Stored records:
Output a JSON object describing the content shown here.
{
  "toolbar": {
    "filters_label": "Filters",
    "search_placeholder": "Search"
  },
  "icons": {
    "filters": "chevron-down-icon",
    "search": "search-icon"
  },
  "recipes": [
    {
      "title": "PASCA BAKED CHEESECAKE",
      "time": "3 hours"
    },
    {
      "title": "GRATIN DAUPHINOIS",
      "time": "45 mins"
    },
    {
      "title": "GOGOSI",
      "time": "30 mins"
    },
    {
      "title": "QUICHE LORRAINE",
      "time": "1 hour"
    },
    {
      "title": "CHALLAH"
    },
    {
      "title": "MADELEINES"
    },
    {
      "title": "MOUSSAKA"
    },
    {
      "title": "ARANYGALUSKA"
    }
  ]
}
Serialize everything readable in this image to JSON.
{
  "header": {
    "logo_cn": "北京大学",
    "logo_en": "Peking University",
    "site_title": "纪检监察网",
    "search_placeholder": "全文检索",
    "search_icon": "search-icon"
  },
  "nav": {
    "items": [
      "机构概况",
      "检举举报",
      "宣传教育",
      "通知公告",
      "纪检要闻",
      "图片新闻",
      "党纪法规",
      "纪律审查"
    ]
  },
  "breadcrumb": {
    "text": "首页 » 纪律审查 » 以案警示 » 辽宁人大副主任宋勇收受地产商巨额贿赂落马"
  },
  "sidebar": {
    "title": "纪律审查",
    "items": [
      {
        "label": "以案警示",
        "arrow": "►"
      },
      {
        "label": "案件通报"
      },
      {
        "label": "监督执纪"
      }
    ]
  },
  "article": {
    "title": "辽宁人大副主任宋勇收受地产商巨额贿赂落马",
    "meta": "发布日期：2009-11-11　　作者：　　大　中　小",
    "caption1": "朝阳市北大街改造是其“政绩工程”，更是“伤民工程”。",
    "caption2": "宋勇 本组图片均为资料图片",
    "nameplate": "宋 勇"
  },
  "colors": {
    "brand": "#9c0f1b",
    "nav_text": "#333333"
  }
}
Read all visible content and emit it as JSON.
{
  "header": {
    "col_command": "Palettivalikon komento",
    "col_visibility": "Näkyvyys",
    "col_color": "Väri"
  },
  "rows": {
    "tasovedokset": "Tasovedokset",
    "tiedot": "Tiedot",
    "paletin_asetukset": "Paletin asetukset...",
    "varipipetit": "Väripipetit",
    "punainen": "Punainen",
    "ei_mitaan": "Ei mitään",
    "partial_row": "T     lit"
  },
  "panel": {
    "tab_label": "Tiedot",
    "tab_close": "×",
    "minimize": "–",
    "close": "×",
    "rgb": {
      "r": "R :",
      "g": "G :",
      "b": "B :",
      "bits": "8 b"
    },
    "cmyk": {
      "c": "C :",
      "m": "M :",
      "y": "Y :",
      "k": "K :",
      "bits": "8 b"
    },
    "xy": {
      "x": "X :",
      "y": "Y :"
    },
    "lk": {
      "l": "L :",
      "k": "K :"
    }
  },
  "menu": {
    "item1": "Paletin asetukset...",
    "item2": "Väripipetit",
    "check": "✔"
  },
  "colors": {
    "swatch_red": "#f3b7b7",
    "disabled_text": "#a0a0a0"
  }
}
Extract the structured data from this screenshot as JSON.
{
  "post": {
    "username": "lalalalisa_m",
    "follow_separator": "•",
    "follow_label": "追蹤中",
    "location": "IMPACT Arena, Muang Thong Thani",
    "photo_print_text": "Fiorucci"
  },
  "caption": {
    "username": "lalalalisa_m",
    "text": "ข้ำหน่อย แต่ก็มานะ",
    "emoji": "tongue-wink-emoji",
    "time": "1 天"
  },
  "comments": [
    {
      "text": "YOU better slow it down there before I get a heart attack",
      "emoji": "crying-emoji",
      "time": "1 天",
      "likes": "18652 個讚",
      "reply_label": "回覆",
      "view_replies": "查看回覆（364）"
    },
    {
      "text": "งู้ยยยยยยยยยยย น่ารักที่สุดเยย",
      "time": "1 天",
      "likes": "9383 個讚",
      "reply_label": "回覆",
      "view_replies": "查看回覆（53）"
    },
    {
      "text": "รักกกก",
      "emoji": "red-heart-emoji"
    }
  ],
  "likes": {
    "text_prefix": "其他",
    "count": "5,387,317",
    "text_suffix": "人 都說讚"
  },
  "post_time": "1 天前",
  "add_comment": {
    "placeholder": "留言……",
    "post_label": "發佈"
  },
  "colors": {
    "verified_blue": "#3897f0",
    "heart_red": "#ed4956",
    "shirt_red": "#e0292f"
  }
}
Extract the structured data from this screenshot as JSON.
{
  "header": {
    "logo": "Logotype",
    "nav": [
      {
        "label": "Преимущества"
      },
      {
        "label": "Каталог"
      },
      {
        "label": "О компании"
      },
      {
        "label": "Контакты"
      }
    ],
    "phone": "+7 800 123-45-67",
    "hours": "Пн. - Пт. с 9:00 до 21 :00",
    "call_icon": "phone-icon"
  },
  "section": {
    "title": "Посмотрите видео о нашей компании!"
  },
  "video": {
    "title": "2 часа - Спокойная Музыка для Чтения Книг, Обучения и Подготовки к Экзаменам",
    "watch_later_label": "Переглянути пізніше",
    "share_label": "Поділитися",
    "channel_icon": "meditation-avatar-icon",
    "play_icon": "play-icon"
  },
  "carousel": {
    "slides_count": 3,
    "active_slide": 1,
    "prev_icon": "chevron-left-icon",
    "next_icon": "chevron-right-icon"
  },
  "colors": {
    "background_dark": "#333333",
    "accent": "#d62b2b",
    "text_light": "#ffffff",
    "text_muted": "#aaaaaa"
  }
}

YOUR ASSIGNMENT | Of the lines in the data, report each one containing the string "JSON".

SOLVED PROBLEM |
Output a JSON object describing the content shown here.
Serialize everything readable in this image to JSON.
Read all visible content and emit it as JSON.
Extract the structured data from this screenshot as JSON.
Extract the structured data from this screenshot as JSON.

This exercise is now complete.